Others, however, are still dedicated to keeping the peace. The Metro Mayors Caucus added its voice to the call for political calm last week as Centennial Mayor Randy Pye, who chairs the caucus, announced the circulation of a resolution that would urge A Better Colorado, Protect Colorado’s Future and the UFCW to remove all ballot measures for fear of driving up the cost of business and decimating the job market.
“I have companies that may actually have to leave this state because they couldn’t afford to do business (if the labor measures passed),” Pye said. “If these don’t get pulled off the ballot, this region is in for economic devastation.”
He said that of the caucus’ 38 mayors, roughly 25 were in attendance during the meeting last week when the resolution was suggested, and the agreement was unanimous. But the caucus requires unanimity among its members before it puts forth a position. Therefore, said Pye, the resolution still is circulating.
At least a few on the business side dissent. Thornton Mayor Erik Hansen is among them.
Hansen said he doesn’t believe the caucus, which is, by definition, nonpartisan, should get involved in what he sees as a distinctly partisan issue. Aside from that, he’s a big proponent of direct democracy.

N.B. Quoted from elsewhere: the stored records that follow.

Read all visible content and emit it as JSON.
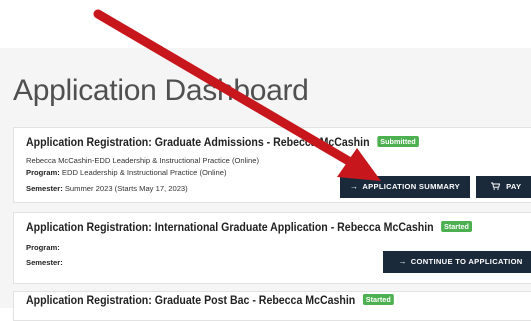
{
  "page": {
    "title": "Application Dashboard"
  },
  "cards": [
    {
      "label": "Application Registration:",
      "name": "Graduate Admissions - Rebecca McCashin",
      "badge": "Submitted",
      "line1": "Rebecca McCashin-EDD Leadership & Instructional Practice (Online)",
      "program_label": "Program:",
      "program_value": "EDD Leadership & Instructional Practice (Online)",
      "semester_label": "Semester:",
      "semester_value": "Summer 2023 (Starts May 17, 2023)",
      "buttons": {
        "summary": "APPLICATION SUMMARY",
        "pay": "PAY"
      }
    },
    {
      "label": "Application Registration:",
      "name": "International Graduate Application - Rebecca McCashin",
      "badge": "Started",
      "program_label": "Program:",
      "semester_label": "Semester:",
      "buttons": {
        "continue": "CONTINUE TO APPLICATION"
      }
    },
    {
      "label": "Application Registration:",
      "name": "Graduate Post Bac - Rebecca McCashin",
      "badge": "Started"
    }
  ],
  "icons": {
    "summary": "arrow-right-icon",
    "pay": "cart-icon",
    "continue": "arrow-right-icon"
  },
  "colors": {
    "button_bg": "#1b2a3b",
    "badge_green": "#4caf50",
    "annotation_arrow": "#c8161d"
  }
}
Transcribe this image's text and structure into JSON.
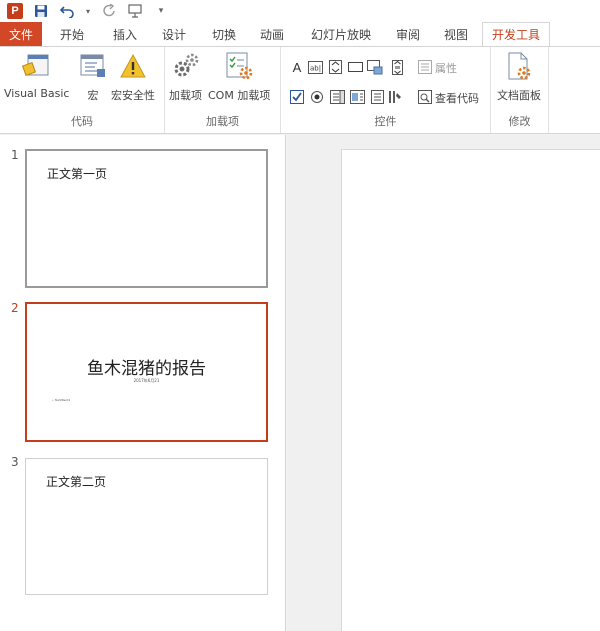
{
  "colors": {
    "accent": "#c43e1c",
    "file_tab": "#d24726",
    "selected_border": "#c43e1c"
  },
  "quick_access": {
    "logo_text": "P",
    "icons": [
      "powerpoint-logo-icon",
      "save-icon",
      "undo-icon",
      "redo-icon",
      "start-slideshow-icon",
      "customize-toolbar-icon"
    ]
  },
  "tabs": [
    {
      "label": "文件"
    },
    {
      "label": "开始"
    },
    {
      "label": "插入"
    },
    {
      "label": "设计"
    },
    {
      "label": "切换"
    },
    {
      "label": "动画"
    },
    {
      "label": "幻灯片放映"
    },
    {
      "label": "审阅"
    },
    {
      "label": "视图"
    },
    {
      "label": "开发工具",
      "active": true
    }
  ],
  "ribbon": {
    "code_group": {
      "label": "代码",
      "visual_basic": "Visual Basic",
      "macro": "宏",
      "macro_security": "宏安全性"
    },
    "addins_group": {
      "label": "加载项",
      "addins": "加载项",
      "com_addins": "COM 加载项"
    },
    "controls_group": {
      "label": "控件",
      "label_control": "A",
      "properties": "属性",
      "view_code": "查看代码"
    },
    "modify_group": {
      "label": "修改",
      "document_panel": "文档面板"
    }
  },
  "slides": [
    {
      "number": "1",
      "text": "正文第一页"
    },
    {
      "number": "2",
      "title": "鱼木混猪的报告",
      "subtitle": "2017年6月21",
      "tiny": "• Text/Rect1"
    },
    {
      "number": "3",
      "text": "正文第二页"
    }
  ]
}
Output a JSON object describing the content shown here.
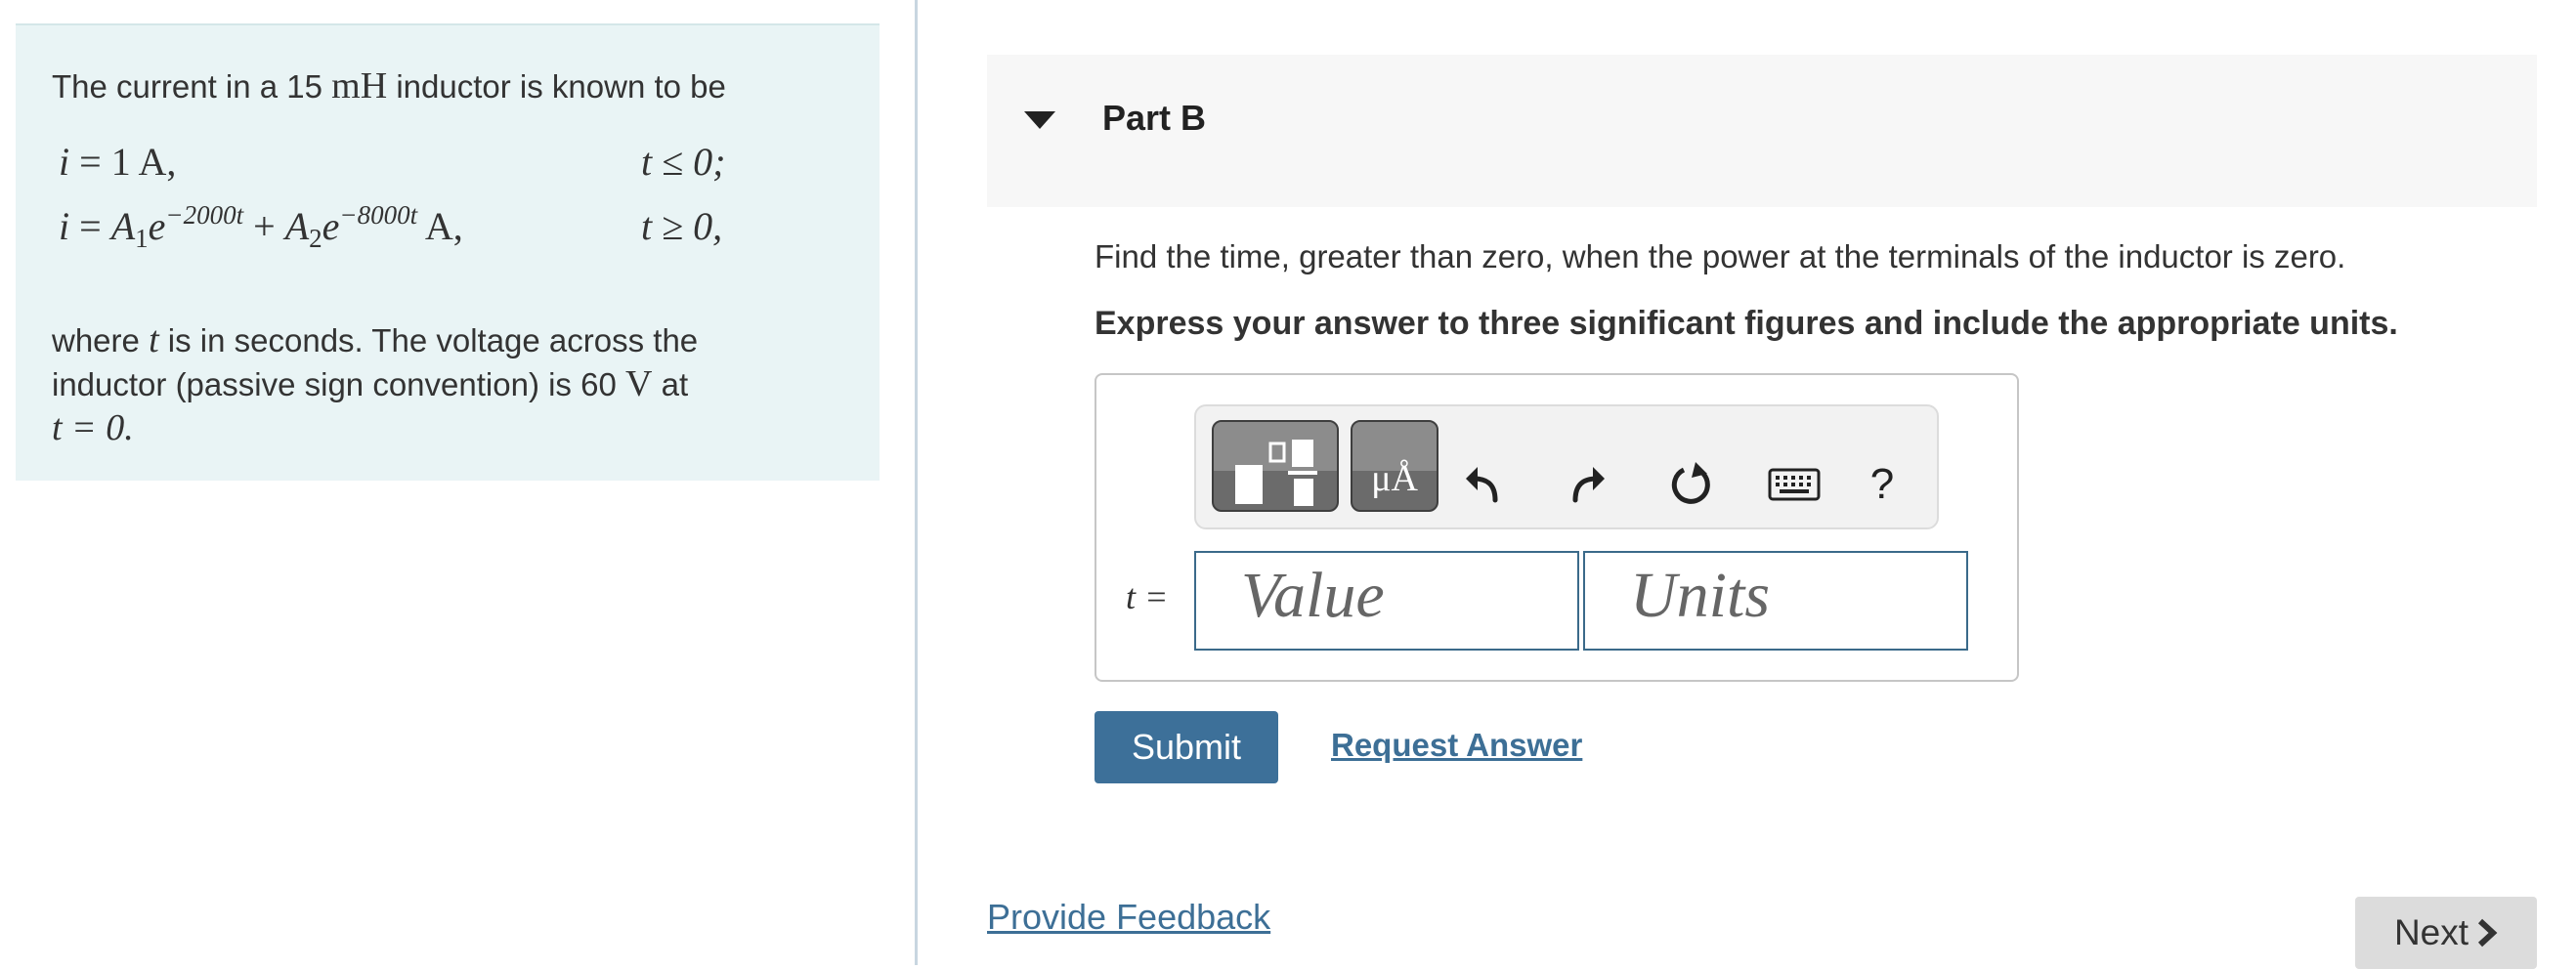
{
  "problem": {
    "intro_before": "The current in a 15",
    "intro_unit": "mH",
    "intro_after": "inductor is known to be",
    "eq1": {
      "lhs": "i",
      "rel": "=",
      "rhs": "1 A,",
      "cond": "t ≤ 0;"
    },
    "eq2": {
      "lhs": "i",
      "rel": "=",
      "a1": "A",
      "sub1": "1",
      "base1": "e",
      "exp1": "−2000t",
      "plus": "+",
      "a2": "A",
      "sub2": "2",
      "base2": "e",
      "exp2": "−8000t",
      "unit": "A,",
      "cond": "t ≥ 0,"
    },
    "desc_1": "where",
    "desc_t": "t",
    "desc_2": "is in seconds. The voltage across the inductor (passive sign convention) is 60",
    "desc_v": "V",
    "desc_3": "at",
    "desc_eq": "t = 0."
  },
  "part": {
    "title": "Part B",
    "question": "Find the time, greater than zero, when the power at the terminals of the inductor is zero.",
    "instruction": "Express your answer to three significant figures and include the appropriate units."
  },
  "toolbar": {
    "template_icon": "fraction-template-icon",
    "units_label": "μÅ",
    "undo_icon": "undo-icon",
    "redo_icon": "redo-icon",
    "reset_icon": "reset-icon",
    "keyboard_icon": "keyboard-icon",
    "help_label": "?"
  },
  "answer": {
    "variable_label": "t =",
    "value_placeholder": "Value",
    "units_placeholder": "Units"
  },
  "actions": {
    "submit_label": "Submit",
    "request_answer_label": "Request Answer",
    "feedback_label": "Provide Feedback",
    "next_label": "Next"
  },
  "colors": {
    "panel_bg": "#e9f4f5",
    "accent": "#3d7099",
    "link": "#3d6f96"
  }
}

“We ought to let the people decide and vote on these issues. I’ve always been a strong supporter of the people’s right to choose,” Hansen said.
Hansen, a Republican, said he hasn’t taken a position on either Amendment 47 or the union measures, but said he just doesn’t think a handful of Colorado politicians are going to be able to strike an armistice between labor and business.
“It’s been going on for decades and decades, and I don’t think that by us passing a resolution it’s going to be any more peaceful than it was before,” Hansen said.
Hansen is definitely in the minority, however, and other prominent Republicans, such as Aurora Mayor Ed Tauer, support the resolution for the same reasons as Pye and Hickenlooper do.
And Pye said that many of the mayors in the caucus are already taking heat for their stand against the initiatives, though he declined to say who.
“Some have significant pressure from their own parties — they have party affiliation and their parties are putting pressure on them,” he acknowledged.
Denver Mayor John Hickenlooper alluded to similar dissatisfaction recently during a speech to the Metro Denver Economic Development Corporation, when he said he knew he was “antagonizing certain friends.”
But, he insisted, his position would be to “just say no” to all of the initiatives if all of them wind up on the ballot this November.